The only way to rid yourself of these patients whom you cannot discharge and don't want to leave is the AMA (Against Medical Advice) form. As soon as they sign this form they are free to roam the earth, free as birds, away from your wonderful efforts and your daily notes. Half way through my intern year I realized that, although I am only an intern, I have no obligation to absorb disrespect, or better yet, abuse. In fact, I realized something else slightly more sinister, although occasionally this borders on the unethical.
There are methods, when employed effectively, that can ameliorate some of this unnecessary workload. You will now discover the Madman’s Resident's Guide to obtaining the AMA. Follow these steps and your patient will leave, I promise.
1. Diet modification: The way to a man’s heart is through his stomach. So what if your charming patient’s diet order needed renewal and you happen to suddenly suspect he’s become a diabetic who’s developed chronic kidney disease. I know no one who would blame you for being prudent and ordering a “Low sodium and potassium, No concentrated sweets” diet, at least until the hemoglobin A1c comes back…”What? You say the test takes five days to return? Well, better safe than sorry”. In that case you may even be justified leaving him NPO for the next meal until you sort out if he needs immediate access. "What you say, his kidneys are working just fine?"
Phlebotomy: Of course your patient is refusing blood draws, you know that. But, you also know that having a phlebotomist wake you at three AM is simply irritating and if done religiously can damn near drive someone insane. So if you happen to continually order three AM labs you can’t be blamed, you were simply optimistic that this time he would consent. What he didn’t? Damn it, maybe tomorrow.

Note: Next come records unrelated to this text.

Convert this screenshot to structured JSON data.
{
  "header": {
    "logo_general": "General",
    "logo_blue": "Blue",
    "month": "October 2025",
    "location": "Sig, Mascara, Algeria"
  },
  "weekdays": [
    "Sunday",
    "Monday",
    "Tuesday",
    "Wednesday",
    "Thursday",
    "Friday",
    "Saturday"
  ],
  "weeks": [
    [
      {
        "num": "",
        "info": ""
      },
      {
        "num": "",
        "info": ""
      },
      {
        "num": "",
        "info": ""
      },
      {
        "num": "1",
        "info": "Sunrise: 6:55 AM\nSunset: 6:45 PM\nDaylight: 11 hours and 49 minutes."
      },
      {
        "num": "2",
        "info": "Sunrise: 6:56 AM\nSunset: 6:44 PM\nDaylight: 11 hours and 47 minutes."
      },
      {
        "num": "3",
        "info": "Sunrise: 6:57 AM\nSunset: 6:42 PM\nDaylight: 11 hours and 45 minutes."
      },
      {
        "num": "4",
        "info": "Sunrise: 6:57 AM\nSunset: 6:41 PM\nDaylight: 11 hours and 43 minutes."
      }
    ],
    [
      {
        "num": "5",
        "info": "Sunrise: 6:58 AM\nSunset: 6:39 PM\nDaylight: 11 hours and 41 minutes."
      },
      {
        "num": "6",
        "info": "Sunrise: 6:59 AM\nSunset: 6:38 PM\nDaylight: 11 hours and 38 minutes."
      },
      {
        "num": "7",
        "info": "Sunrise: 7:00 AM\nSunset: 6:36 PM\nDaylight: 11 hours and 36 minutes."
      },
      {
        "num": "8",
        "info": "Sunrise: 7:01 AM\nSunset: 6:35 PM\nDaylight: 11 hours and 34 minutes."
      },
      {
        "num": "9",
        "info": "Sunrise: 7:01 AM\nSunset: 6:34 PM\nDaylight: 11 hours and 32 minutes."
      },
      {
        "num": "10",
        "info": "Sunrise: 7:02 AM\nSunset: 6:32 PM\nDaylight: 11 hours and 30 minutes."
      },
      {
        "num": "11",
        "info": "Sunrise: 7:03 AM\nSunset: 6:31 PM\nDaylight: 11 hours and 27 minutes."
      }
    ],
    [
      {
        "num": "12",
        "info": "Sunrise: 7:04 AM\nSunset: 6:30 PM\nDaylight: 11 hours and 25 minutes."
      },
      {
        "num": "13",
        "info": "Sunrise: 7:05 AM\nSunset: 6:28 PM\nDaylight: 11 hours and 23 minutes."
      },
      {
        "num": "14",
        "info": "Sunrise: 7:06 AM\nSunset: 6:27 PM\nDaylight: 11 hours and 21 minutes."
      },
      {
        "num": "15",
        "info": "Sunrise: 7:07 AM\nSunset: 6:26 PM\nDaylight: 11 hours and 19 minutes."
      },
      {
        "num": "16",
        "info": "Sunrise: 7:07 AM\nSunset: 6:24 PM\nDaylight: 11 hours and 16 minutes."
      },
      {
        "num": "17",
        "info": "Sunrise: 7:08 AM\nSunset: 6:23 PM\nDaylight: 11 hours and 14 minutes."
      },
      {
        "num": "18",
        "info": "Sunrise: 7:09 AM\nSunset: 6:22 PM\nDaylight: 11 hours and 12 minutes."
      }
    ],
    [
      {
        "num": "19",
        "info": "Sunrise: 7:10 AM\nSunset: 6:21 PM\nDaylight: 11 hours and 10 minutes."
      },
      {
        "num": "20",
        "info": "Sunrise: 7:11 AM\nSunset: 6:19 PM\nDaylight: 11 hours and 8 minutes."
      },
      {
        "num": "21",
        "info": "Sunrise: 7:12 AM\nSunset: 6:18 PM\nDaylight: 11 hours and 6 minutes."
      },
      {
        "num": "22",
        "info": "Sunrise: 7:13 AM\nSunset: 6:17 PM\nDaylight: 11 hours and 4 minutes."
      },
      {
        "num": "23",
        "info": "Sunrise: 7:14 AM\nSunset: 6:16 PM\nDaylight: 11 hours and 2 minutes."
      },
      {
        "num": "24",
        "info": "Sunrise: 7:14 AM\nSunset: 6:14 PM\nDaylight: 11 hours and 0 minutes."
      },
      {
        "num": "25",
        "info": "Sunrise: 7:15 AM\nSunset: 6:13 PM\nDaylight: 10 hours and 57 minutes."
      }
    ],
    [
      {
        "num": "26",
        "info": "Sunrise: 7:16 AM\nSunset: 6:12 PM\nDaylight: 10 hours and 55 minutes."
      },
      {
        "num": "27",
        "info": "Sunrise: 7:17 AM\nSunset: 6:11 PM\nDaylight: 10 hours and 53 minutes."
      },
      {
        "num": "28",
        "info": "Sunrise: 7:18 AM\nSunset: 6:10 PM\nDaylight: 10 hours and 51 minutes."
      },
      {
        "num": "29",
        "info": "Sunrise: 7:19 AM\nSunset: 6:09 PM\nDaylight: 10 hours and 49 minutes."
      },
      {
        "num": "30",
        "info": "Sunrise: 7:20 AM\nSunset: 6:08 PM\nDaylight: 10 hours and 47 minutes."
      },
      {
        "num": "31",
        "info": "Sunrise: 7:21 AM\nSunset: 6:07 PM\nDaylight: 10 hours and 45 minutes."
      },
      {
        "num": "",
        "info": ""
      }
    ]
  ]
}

Intern Rounds: Instinct will sway you to see this patient last. But don’t do this, see him first and as early as possible. When arriving in his room be very dramatic, open all lights, swing open all the curtains, make a lot of noise. Ask very specific questions, stuff he’ll really need to think to answer. Forget the “how are you doing today?” instead try “Did you see the storm in Texas yesterday? How much snow did they get again?” This makes it really difficult to return to sleep (especially after you’ve turned on the lights and pulled open the curtains and asked him to sit up and walk for you so you can observe). The harder it is to sleep, the quicker he’ll get agitated. Do this often, several times every day, unnecessarily. Don’t be apologetic!
Nursing and Bed Board: (**Should only be used when all other measures have failed)Fortunately, there are two patients in every room. Presumably, you have no control over who the other patient is. But, knowing the right people can sometimes pay off, big time. I mean, dementia and incontinence and uncontrolled flatulence big time. I mean, vomiting and delirium in a loud old lady big time. I also mean ventilator and multiple alarms in the middle of the night. What do you mean he wants to move rooms? Sorry, doesn’t work that way here.
Have an AMA form ready in the chart. Instruct the signout person not to put up a big fight. The patient will be in another ER and someone else’s problem very soon.
Again, you didn’t hear this from me.